[Start of section]

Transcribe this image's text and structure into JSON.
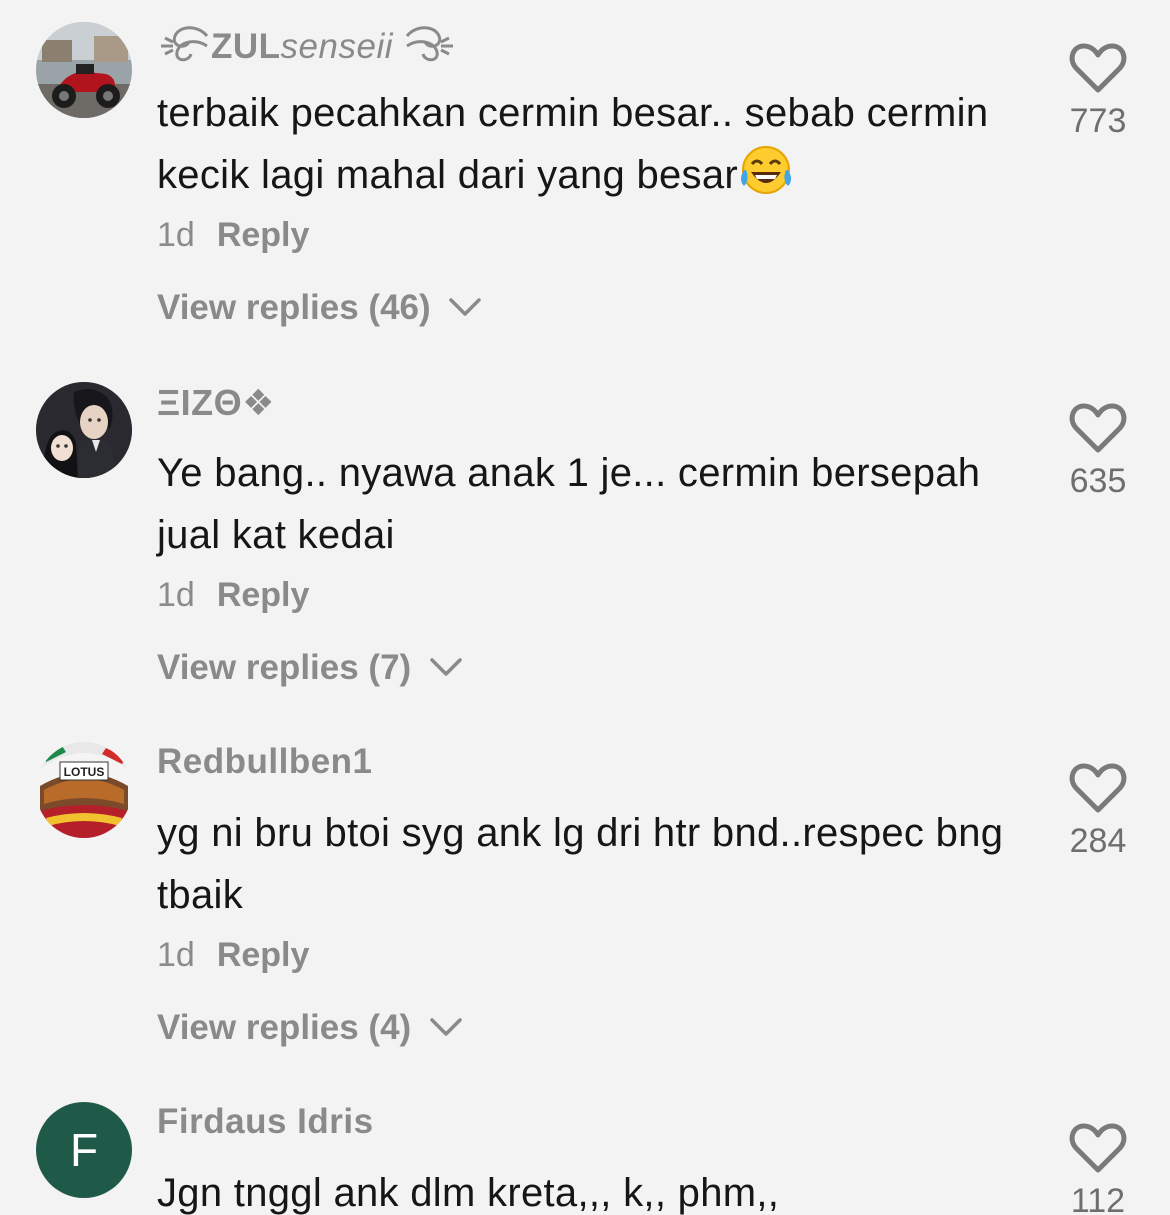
{
  "comments": [
    {
      "username": "ZUL",
      "username_suffix": "senseii",
      "text": "terbaik pecahkan cermin besar.. sebab cermin kecik lagi mahal dari yang besar",
      "emoji": "tears-of-joy-emoji",
      "time": "1d",
      "reply_label": "Reply",
      "view_replies": "View replies (46)",
      "likes": "773"
    },
    {
      "username": "ΞIZΘ❖",
      "text": "Ye bang.. nyawa anak 1 je... cermin bersepah jual kat kedai",
      "time": "1d",
      "reply_label": "Reply",
      "view_replies": "View replies (7)",
      "likes": "635"
    },
    {
      "username": "Redbullben1",
      "avatar_label": "LOTUS",
      "text": "yg ni bru btoi syg ank lg dri htr bnd..respec bng tbaik",
      "time": "1d",
      "reply_label": "Reply",
      "view_replies": "View replies (4)",
      "likes": "284"
    },
    {
      "username": "Firdaus Idris",
      "avatar_letter": "F",
      "text": "Jgn tnggl ank dlm kreta,,, k,, phm,,",
      "likes": "112"
    }
  ],
  "icons": {
    "like": "heart-outline-icon",
    "expand": "chevron-down-icon"
  },
  "colors": {
    "background": "#f3f3f3",
    "text": "#161616",
    "muted": "#8a8a8a",
    "avatar_letter_bg": "#1f5a49"
  }
}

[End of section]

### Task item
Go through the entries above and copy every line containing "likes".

### Answer section
      "likes": "773"
      "likes": "635"
      "likes": "284"
      "likes": "112"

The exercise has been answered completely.